_Work task_.
The response must consist of each line in the listing that has the word "JSON" in it.

_Extracted data_.
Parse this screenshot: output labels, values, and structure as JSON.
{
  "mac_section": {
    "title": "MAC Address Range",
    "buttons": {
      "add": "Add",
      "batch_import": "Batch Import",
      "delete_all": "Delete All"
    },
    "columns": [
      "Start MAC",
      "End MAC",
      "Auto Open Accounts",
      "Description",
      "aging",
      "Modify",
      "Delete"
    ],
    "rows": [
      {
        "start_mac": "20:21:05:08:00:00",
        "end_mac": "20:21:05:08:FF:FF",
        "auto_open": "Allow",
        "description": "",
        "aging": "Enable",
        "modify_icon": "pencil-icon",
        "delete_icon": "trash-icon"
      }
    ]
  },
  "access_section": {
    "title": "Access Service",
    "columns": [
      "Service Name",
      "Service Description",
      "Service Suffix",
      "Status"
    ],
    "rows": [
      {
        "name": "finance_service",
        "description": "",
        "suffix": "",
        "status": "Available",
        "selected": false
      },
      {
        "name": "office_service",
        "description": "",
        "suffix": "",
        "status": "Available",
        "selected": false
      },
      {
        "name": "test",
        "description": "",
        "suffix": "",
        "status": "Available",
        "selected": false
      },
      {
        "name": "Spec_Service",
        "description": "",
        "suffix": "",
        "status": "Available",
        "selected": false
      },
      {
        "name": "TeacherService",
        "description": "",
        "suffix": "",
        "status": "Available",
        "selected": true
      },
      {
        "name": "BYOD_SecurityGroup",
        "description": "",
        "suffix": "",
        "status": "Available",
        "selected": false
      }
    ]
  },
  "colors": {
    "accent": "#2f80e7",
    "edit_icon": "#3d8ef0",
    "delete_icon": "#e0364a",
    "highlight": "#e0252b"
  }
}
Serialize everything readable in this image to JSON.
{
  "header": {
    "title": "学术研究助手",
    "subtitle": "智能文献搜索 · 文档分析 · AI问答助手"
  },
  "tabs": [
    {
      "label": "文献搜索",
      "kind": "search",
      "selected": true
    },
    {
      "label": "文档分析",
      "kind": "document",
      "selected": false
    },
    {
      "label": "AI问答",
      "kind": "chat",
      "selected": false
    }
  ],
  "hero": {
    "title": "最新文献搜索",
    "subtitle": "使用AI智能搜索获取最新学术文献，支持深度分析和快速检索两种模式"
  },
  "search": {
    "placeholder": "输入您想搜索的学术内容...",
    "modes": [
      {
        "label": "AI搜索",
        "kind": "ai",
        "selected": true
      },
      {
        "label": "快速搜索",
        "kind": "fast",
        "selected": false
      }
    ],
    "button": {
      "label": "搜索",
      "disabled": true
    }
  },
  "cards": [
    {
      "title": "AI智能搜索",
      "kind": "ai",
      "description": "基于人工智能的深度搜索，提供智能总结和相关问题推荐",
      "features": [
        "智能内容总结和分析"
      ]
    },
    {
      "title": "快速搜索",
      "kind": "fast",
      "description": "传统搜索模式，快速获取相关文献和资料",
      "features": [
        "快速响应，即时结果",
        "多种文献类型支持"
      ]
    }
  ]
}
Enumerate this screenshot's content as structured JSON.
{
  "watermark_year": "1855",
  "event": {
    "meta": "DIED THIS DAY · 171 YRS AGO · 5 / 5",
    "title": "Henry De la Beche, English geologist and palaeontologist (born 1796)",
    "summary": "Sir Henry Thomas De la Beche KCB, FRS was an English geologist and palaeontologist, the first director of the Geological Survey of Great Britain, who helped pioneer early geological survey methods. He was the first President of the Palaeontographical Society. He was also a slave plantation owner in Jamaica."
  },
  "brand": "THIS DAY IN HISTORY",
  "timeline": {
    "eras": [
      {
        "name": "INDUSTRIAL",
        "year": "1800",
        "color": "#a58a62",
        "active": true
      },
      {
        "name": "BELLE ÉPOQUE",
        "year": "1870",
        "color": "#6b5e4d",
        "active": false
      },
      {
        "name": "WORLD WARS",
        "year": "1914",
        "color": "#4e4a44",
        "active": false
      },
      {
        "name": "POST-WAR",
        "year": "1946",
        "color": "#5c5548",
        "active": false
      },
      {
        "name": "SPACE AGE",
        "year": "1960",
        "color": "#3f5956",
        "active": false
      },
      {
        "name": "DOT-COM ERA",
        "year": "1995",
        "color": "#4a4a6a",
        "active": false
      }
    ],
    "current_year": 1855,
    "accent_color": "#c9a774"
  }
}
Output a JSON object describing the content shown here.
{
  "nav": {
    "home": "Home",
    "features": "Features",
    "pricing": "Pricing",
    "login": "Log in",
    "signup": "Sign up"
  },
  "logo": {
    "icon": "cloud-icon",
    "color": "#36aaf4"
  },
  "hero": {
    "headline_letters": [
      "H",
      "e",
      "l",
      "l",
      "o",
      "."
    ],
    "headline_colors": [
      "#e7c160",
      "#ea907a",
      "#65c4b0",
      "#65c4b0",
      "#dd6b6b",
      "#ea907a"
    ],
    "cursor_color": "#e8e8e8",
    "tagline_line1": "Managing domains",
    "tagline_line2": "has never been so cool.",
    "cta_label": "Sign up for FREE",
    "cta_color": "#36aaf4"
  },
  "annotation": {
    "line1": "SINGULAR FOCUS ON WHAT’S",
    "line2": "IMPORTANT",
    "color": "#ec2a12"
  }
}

_Written solution_.
Parse this screenshot: output labels, values, and structure as JSON.
Serialize everything readable in this image to JSON.
Enumerate this screenshot's content as structured JSON.
Output a JSON object describing the content shown here.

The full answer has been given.